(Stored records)
**********

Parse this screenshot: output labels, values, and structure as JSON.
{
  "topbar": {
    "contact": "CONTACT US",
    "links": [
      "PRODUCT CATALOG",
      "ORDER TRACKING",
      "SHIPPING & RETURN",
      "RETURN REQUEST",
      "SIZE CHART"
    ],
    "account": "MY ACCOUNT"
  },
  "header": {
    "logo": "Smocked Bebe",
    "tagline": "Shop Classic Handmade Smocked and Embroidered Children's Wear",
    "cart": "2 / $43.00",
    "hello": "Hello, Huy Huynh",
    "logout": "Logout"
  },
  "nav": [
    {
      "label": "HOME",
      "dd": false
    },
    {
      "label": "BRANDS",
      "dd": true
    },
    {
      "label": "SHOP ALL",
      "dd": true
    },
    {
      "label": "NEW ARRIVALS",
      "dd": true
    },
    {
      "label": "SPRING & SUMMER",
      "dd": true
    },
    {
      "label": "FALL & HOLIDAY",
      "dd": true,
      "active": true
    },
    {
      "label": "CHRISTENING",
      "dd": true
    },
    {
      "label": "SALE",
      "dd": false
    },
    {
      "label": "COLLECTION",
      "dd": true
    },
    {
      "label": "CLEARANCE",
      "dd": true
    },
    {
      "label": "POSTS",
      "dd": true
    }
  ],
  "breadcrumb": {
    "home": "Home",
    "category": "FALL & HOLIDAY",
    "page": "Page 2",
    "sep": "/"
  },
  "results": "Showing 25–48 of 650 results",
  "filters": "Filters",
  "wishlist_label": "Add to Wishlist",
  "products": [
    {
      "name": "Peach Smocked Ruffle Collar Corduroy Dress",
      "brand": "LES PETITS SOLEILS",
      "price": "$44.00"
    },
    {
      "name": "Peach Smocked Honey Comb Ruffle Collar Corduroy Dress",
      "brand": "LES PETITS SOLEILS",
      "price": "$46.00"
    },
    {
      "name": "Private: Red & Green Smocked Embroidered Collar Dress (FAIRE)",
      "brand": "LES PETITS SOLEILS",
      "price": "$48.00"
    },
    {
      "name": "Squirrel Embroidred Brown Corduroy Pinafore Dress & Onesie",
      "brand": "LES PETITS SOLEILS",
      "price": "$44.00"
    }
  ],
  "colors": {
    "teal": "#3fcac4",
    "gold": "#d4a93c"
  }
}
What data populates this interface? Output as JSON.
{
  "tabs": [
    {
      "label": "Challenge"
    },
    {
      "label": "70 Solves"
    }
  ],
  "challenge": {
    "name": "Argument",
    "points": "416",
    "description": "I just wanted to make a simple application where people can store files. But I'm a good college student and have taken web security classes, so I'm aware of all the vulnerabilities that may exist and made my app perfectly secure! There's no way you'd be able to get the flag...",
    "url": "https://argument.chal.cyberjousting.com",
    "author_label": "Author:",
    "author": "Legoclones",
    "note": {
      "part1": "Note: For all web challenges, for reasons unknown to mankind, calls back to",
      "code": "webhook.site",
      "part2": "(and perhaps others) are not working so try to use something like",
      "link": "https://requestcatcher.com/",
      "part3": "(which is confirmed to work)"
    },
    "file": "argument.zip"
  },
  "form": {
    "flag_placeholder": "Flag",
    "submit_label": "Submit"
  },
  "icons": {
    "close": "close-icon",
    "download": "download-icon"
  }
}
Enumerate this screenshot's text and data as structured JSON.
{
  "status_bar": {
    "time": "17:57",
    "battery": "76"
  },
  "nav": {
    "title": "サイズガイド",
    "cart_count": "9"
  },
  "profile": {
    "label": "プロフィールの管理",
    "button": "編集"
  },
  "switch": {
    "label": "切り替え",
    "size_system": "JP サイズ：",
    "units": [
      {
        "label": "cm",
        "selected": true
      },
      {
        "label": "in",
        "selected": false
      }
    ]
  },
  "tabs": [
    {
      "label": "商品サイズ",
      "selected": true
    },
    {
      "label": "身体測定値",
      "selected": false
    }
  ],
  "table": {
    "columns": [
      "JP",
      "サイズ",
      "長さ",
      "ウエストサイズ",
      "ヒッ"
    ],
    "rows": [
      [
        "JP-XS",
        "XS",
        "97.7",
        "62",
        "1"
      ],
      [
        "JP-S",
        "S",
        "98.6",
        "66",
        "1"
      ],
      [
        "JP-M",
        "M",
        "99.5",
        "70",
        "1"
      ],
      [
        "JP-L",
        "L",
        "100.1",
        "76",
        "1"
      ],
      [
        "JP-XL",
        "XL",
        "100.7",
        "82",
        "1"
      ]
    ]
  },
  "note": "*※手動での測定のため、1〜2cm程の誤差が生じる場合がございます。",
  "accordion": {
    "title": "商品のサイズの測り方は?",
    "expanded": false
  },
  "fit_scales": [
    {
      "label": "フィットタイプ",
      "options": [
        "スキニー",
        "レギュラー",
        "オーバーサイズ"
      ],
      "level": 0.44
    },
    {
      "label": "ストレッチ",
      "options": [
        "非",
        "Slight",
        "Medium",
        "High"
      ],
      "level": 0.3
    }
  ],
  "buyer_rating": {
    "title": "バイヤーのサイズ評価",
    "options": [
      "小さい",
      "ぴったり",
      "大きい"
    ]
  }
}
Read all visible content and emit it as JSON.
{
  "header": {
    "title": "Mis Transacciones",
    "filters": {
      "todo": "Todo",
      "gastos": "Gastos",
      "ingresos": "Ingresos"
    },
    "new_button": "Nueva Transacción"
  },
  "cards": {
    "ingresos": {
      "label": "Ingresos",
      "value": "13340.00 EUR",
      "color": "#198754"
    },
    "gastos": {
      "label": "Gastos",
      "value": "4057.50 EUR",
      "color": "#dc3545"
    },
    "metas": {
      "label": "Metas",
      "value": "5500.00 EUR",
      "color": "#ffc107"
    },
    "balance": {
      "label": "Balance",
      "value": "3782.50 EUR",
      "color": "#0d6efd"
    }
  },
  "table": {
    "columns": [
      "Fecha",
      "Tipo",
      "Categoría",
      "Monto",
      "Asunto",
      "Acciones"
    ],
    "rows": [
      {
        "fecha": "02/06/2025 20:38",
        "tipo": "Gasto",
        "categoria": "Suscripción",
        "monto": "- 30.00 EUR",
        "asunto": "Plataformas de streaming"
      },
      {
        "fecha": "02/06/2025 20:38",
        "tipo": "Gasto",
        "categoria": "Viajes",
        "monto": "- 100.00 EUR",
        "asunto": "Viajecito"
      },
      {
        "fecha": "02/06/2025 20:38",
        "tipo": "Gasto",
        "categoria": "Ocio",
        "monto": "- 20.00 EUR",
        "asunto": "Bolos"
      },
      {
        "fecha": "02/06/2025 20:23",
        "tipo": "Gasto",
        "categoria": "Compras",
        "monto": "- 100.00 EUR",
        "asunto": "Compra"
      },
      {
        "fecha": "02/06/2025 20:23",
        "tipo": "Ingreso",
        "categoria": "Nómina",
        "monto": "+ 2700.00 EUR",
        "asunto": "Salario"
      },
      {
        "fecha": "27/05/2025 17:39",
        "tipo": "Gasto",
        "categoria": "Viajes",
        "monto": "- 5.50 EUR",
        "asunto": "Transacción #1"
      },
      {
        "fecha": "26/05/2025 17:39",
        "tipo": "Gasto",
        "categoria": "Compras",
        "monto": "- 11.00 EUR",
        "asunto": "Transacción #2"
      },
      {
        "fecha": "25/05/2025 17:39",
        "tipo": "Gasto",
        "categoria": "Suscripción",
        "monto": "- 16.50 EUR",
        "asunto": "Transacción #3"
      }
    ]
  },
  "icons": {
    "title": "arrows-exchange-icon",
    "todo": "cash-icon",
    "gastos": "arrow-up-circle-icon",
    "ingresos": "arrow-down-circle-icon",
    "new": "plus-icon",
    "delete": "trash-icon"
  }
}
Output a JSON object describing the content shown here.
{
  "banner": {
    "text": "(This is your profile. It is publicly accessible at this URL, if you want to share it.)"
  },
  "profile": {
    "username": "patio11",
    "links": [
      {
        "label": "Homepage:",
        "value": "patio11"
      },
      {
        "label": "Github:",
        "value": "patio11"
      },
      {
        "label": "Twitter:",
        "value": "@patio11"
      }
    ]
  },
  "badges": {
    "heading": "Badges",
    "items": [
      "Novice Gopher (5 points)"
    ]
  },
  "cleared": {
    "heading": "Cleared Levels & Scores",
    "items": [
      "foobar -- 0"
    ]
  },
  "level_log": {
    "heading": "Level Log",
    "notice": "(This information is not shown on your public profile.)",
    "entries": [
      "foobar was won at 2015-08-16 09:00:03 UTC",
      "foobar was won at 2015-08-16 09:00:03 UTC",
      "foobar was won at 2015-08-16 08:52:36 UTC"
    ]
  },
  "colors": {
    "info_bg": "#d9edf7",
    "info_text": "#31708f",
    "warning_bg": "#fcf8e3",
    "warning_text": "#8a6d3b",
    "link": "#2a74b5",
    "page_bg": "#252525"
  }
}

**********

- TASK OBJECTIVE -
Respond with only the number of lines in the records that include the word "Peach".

- RESULT OF THE TASK -
2